The West and its allies have shown no inclination to send troops to Ukraine — a non-NATO member — and risk a major war on the continent. But NATO also strengthened its member states in Eastern Europe as a precaution against an attack on them.

The European Aviation Safety Agency expanded airspace, which it considers risky, to 200 nautical miles and warned of “the risk of missile launches to and from Ukraine”.

Protests by Ukrainians and their supporters were planned across Asia for Friday. In the Australian city of Melbourne, public buildings, sports stadiums and landmarks were illuminated in the Ukrainian national colors of blue and yellow.

Japan’s new sanctions follow an earlier series of measures, including suspending the distribution and issuance of new Russian government bonds in Japan – a move aimed at cutting funding to the Russian military – a ban on trade with two Ukrainian separatist regions and freezing their assets and visas.

Japan, which has long sought to regain control of the Russian-held northern islands captured at the end of World War II, took a softer stance on Moscow during Russia’s 2014 annexation of Crimea. Tokyo’s response to the current invasion was seen as tougher and quicker, possibly related to deep concerns in Tokyo over China’s increasingly assertive military actions in the region.

South Korean President Moon Jae-in said his country will join international sanctions but will not consider unilateral sanctions.

South Korea’s comparative caution is likely because its economy is heavily dependent on international trade. It also fears strained relations with Moscow could undermine efforts to resolve North Korea’s nuclear crisis. Russia is South Korea’s 10th largest trading partner, and Moscow is a veto member on the UN Security Council and has friendly relations with North Korea.

Indian Prime Minister Narendra Modi called Putin late Thursday and demanded an “immediate end to the violence,” his office said in a statement.

India’s permanent UN representative urged an “urgent de-escalation” through “sustained and focused diplomacy” but refrained from either condemning Russia or recognizing Ukraine’s sovereignty.

The cautious statement reflects India’s delicate position. It relies heavily on Russia, a historical partner, for military equipment, but has sought to strengthen ties with the West over the years.

Taiwan announced on Friday that it would join economic sanctions against Russia, but did not specify what kind of measures. The sanctions could potentially focus on semiconductor chip export controls, local media reported. Taiwan is the dominant maker of such chips, a critical component used in technology from cars to laptops to cellphones.

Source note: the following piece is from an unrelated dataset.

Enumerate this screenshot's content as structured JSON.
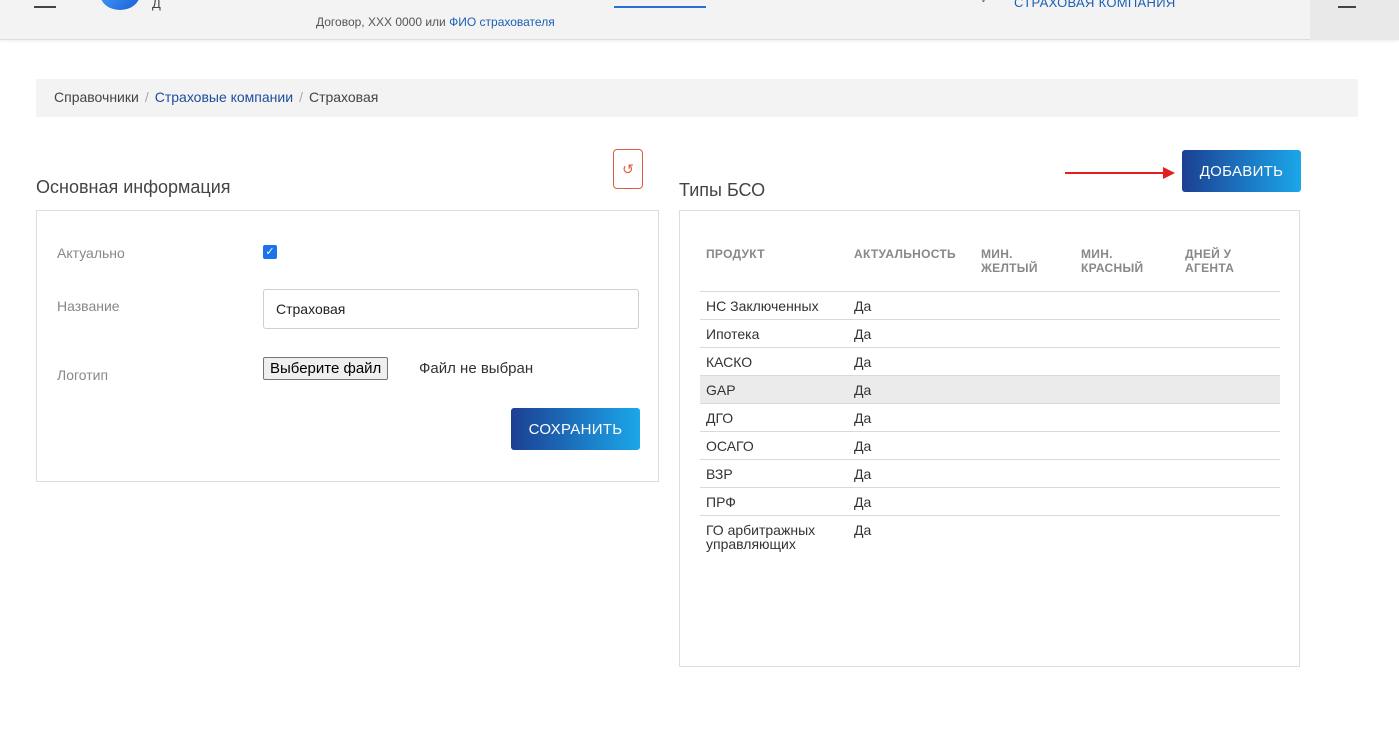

While most nations in Asia rallied in support of Ukraine, China continued to condemn sanctions against Russia and accused the United States and its allies of provoking Moscow. Beijing, concerned about US power in Asia, has increasingly aligned its foreign policy with Russia to challenge the West.

“At a time when Australia is working together with the United Kingdom, together with the United States and Europe and Japan to cut off Russia, the Chinese government is pursuing easing trade restrictions with Russia and that is simply unacceptable,” the Australian said Prime Minister Scott Morrison said on Friday.

“They are not throwing a lifeline at Russia in the middle of a time when they are invading another country,” he added, referring to a report in the South China Morning Post that China had announced it was fully open to Imported Russian Wheat.

In Tokyo, Ukraine’s top diplomat to Japan urged China to join international efforts to stop the Russian invasion.

“We would very much appreciate that China will exercise its ties with Russia and speak to Putin and explain to him that in the 21st century it is inappropriate to carry out this massacre in Europe,” Ambassador Sergiy Korsunsky told reporters.

AP journalists around the world contributed to this story.

Copyright 2022 The Associated Press. All rights reserved. This material may not be published, broadcast, transcribed or redistributed without permission.

Leave a Comment